In an effort to breathe new life into the Kenyan economy, the government has announced plans to revive the now sadly under performing leather industry in Kenya. Industrialization Cabinet Secretary Adan Mohamed made it known that a Leather Development task Force consisting of key players in the trade of leather goods in the country, including the Bata Shoe Company’s CEO, Leather Technologies and Fashions Limited director and many more qualified individuals who bring meaningful experience to the planning and execution of a new structure for the supply and dispersal of leather products to key internal and external markets.
The revival of Kenya’s leather industry is an excellent step towards strengthening the Kenyan economy directly by introducing a new source of revenue. As stated by Secretary Mohamed, the leather industry has the potential to generate up to KES.5.5 billion to our gross domestic product. Along with the additional proceeds from this industry, the return of the leather industry will go a long way towards setting our economy on more solid ground through the power of diversification.

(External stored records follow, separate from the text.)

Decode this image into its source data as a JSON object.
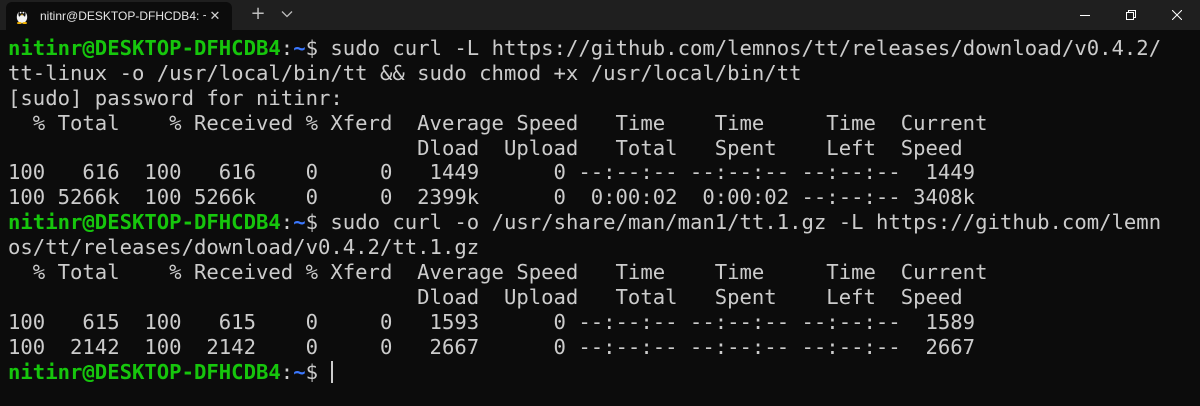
{
  "window": {
    "tab_title": "nitinr@DESKTOP-DFHCDB4: ~",
    "tab_icon": "linux-tux-icon",
    "new_tab_label": "+"
  },
  "colors": {
    "background": "#0c0c0c",
    "text": "#cccccc",
    "prompt_user": "#16c60c",
    "prompt_path": "#3b78ff"
  },
  "terminal": {
    "prompt": {
      "user_host": "nitinr@DESKTOP-DFHCDB4",
      "sep": ":",
      "path": "~",
      "symbol": "$ "
    },
    "lines": [
      {
        "type": "prompt",
        "cmd": "sudo curl -L https://github.com/lemnos/tt/releases/download/v0.4.2/"
      },
      {
        "type": "output",
        "text": "tt-linux -o /usr/local/bin/tt && sudo chmod +x /usr/local/bin/tt"
      },
      {
        "type": "output",
        "text": "[sudo] password for nitinr:"
      },
      {
        "type": "output",
        "text": "  % Total    % Received % Xferd  Average Speed   Time    Time     Time  Current"
      },
      {
        "type": "output",
        "text": "                                 Dload  Upload   Total   Spent    Left  Speed"
      },
      {
        "type": "output",
        "text": "100   616  100   616    0     0   1449      0 --:--:-- --:--:-- --:--:--  1449"
      },
      {
        "type": "output",
        "text": "100 5266k  100 5266k    0     0  2399k      0  0:00:02  0:00:02 --:--:-- 3408k"
      },
      {
        "type": "prompt",
        "cmd": "sudo curl -o /usr/share/man/man1/tt.1.gz -L https://github.com/lemn"
      },
      {
        "type": "output",
        "text": "os/tt/releases/download/v0.4.2/tt.1.gz"
      },
      {
        "type": "output",
        "text": "  % Total    % Received % Xferd  Average Speed   Time    Time     Time  Current"
      },
      {
        "type": "output",
        "text": "                                 Dload  Upload   Total   Spent    Left  Speed"
      },
      {
        "type": "output",
        "text": "100   615  100   615    0     0   1593      0 --:--:-- --:--:-- --:--:--  1589"
      },
      {
        "type": "output",
        "text": "100  2142  100  2142    0     0   2667      0 --:--:-- --:--:-- --:--:--  2667"
      },
      {
        "type": "prompt",
        "cmd": "",
        "cursor": true
      }
    ]
  }
}
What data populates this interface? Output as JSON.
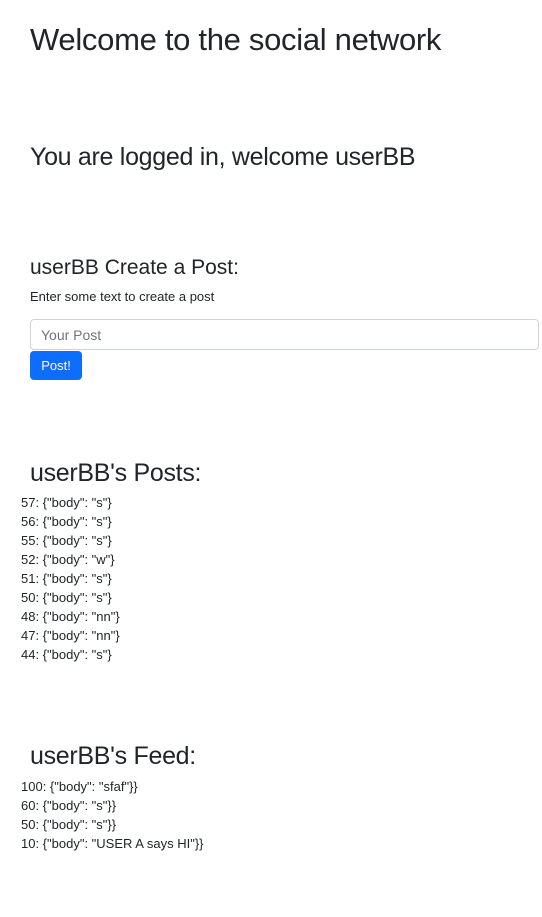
{
  "header": {
    "title": "Welcome to the social network",
    "logged_in_message": "You are logged in, welcome userBB"
  },
  "create_post": {
    "title": "userBB Create a Post:",
    "hint": "Enter some text to create a post",
    "placeholder": "Your Post",
    "button_label": "Post!"
  },
  "posts": {
    "title": "userBB's Posts:",
    "items": [
      "57: {\"body\": \"s\"}",
      "56: {\"body\": \"s\"}",
      "55: {\"body\": \"s\"}",
      "52: {\"body\": \"w\"}",
      "51: {\"body\": \"s\"}",
      "50: {\"body\": \"s\"}",
      "48: {\"body\": \"nn\"}",
      "47: {\"body\": \"nn\"}",
      "44: {\"body\": \"s\"}"
    ]
  },
  "feed": {
    "title": "userBB's Feed:",
    "items": [
      "100: {\"body\": \"sfaf\"}}",
      "60: {\"body\": \"s\"}}",
      "50: {\"body\": \"s\"}}",
      "10: {\"body\": \"USER A says HI\"}}"
    ]
  }
}
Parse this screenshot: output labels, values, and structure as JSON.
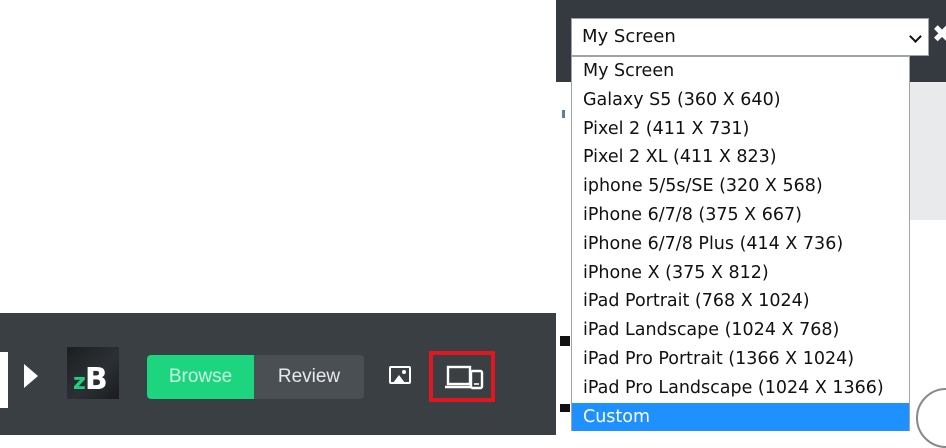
{
  "toolbar": {
    "logo_z": "z",
    "logo_b": "B",
    "browse_label": "Browse",
    "review_label": "Review",
    "icons": [
      "play-icon",
      "image-icon",
      "responsive-device-icon"
    ],
    "highlight_color": "#e01621",
    "accent_color": "#1ed57f"
  },
  "device_select": {
    "value": "My Screen",
    "options": [
      "My Screen",
      "Galaxy S5 (360 X 640)",
      "Pixel 2 (411 X 731)",
      "Pixel 2 XL (411 X 823)",
      "iphone 5/5s/SE (320 X 568)",
      "iPhone 6/7/8 (375 X 667)",
      "iPhone 6/7/8 Plus (414 X 736)",
      "iPhone X (375 X 812)",
      "iPad Portrait (768 X 1024)",
      "iPad Landscape (1024 X 768)",
      "iPad Pro Portrait (1366 X 1024)",
      "iPad Pro Landscape (1024 X 1366)",
      "Custom"
    ],
    "highlighted_option": "Custom",
    "highlight_color": "#1e90ff",
    "close_icon": "close-icon"
  }
}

Like many African countries, Kenya relies on a few key sectors such as agriculture and tourism to generate the funds needed to run the country.

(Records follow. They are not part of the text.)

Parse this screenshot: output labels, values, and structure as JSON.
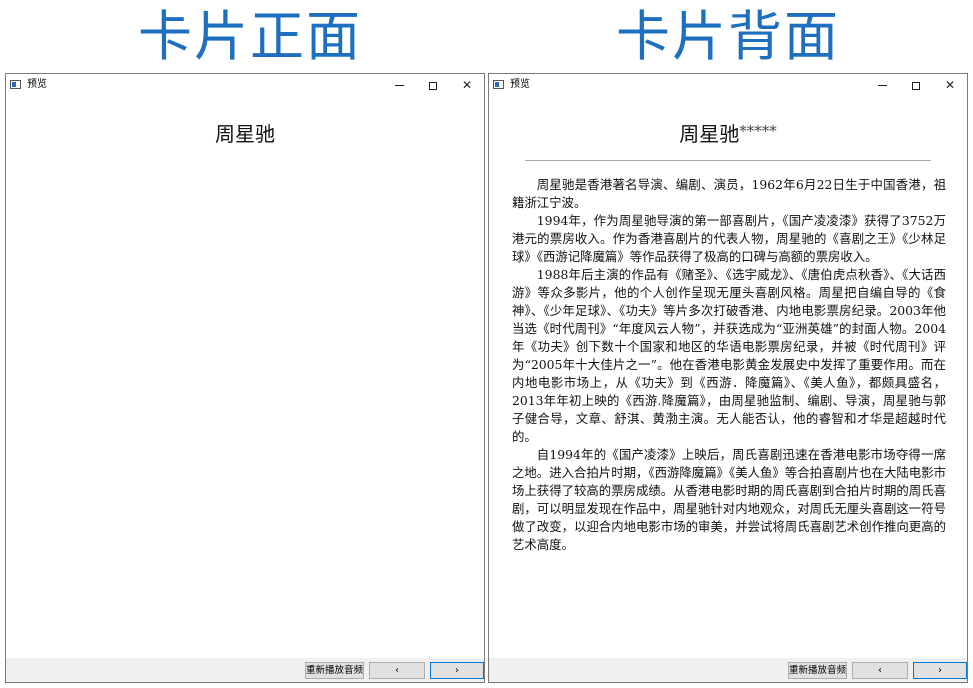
{
  "headings": {
    "front": "卡片正面",
    "back": "卡片背面"
  },
  "front_window": {
    "title": "预览",
    "controls": {
      "minimize": "–",
      "close": "✕"
    },
    "card_name": "周星驰",
    "buttons": {
      "replay": "重新播放音频",
      "prev": "‹",
      "next": "›"
    }
  },
  "back_window": {
    "title": "预览",
    "controls": {
      "minimize": "–",
      "close": "✕"
    },
    "card_name": "周星驰",
    "stars": "*****",
    "bio": [
      "周星驰是香港著名导演、编剧、演员，1962年6月22日生于中国香港，祖籍浙江宁波。",
      "1994年，作为周星驰导演的第一部喜剧片，《国产凌凌漆》获得了3752万港元的票房收入。作为香港喜剧片的代表人物，周星驰的《喜剧之王》《少林足球》《西游记降魔篇》等作品获得了极高的口碑与高额的票房收入。",
      "1988年后主演的作品有《赌圣》、《选宇威龙》、《唐伯虎点秋香》、《大话西游》等众多影片，他的个人创作呈现无厘头喜剧风格。周星把自编自导的《食神》、《少年足球》、《功夫》等片多次打破香港、内地电影票房纪录。2003年他当选《时代周刊》“年度风云人物”，并获选成为“亚洲英雄”的封面人物。2004年《功夫》创下数十个国家和地区的华语电影票房纪录，并被《时代周刊》评为“2005年十大佳片之一”。他在香港电影黄金发展史中发挥了重要作用。而在内地电影市场上，从《功夫》到《西游．降魔篇》、《美人鱼》，都颇具盛名，2013年年初上映的《西游.降魔篇》，由周星驰监制、编剧、导演，周星驰与郭子健合导，文章、舒淇、黄渤主演。无人能否认，他的睿智和才华是超越时代的。",
      "自1994年的《国产凌漆》上映后，周氏喜剧迅速在香港电影市场夺得一席之地。进入合拍片时期，《西游降魔篇》《美人鱼》等合拍喜剧片也在大陆电影市场上获得了较高的票房成绩。从香港电影时期的周氏喜剧到合拍片时期的周氏喜剧，可以明显发现在作品中，周星驰针对内地观众，对周氏无厘头喜剧这一符号做了改变，以迎合内地电影市场的审美，并尝试将周氏喜剧艺术创作推向更高的艺术高度。"
    ],
    "buttons": {
      "replay": "重新播放音频",
      "prev": "‹",
      "next": "›"
    }
  },
  "colors": {
    "heading": "#1f6fc0",
    "next_button_border": "#0078d7"
  }
}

With this new facet being introduced, Kenya gains an opportunity to stop putting all her eggs from a few baskets that are subject to variables such as weather events or international insecurity, therefore gaining more financial security. As the economy flourishes, so do businesses operating within the country, up to and including those of us engaging in logistics. With the government having access to coffers replenished by the leather industry, interest rates for loans take a plummet, international investors are attracted by the economic stability and financial environment, and prices for essential commodities are lowered, creating the perfect conditions for operators in the logistics industry- and profit making institutions in general- to prosper.
Direct opportunities for business also abound in the processes needed to produce leather goods. Individual supply chain managers can benefit from demand for transportation of raw materials to be cured and converted to viable finished products. Providing reliable services to get the hides from producers or slaughter houses to tanneries can quickly become a lucrative venture for the enterprising logistics manager. Similarly, as the industry prepares to reboot itself, logistics firms may be contracted to assist in setting up and modernizing facilities such as slaughter houses and factories, in terms of importing and transporting the machinery to be used from port to the new locations as needed.
Beyond what comes before the production process is completed, supply chain managers can also generate revenue by getting involved in freighting and shipping of the final goods for consumption. Internally, finished leather products made right here in Kenya will be cheaper than the imports, making them prime for local consumption across the country. This, of course, will require the services of logistics companies or the logistics departments of companies involved. A major target of the task force put together to help inject new life into the leather industry is to tap into the international market with Kenyan exports. For supply chain management firms with the facilities to organize for exports, this presents a potential source of reliable income and development for the individual company in question.
As you can see, the return of the leather industry is good news across the board, not just for us in the logistics industry, but also for the arid areas that will receive development due to the establishment of tanneries and slaughterhouses, the Kenyans who will find employment in this new industry and of course, the Kenyan public who will benefit from more affordable leather products. Are you excited for this new development? Let us know in the comments and have yourself a wonderful week to come.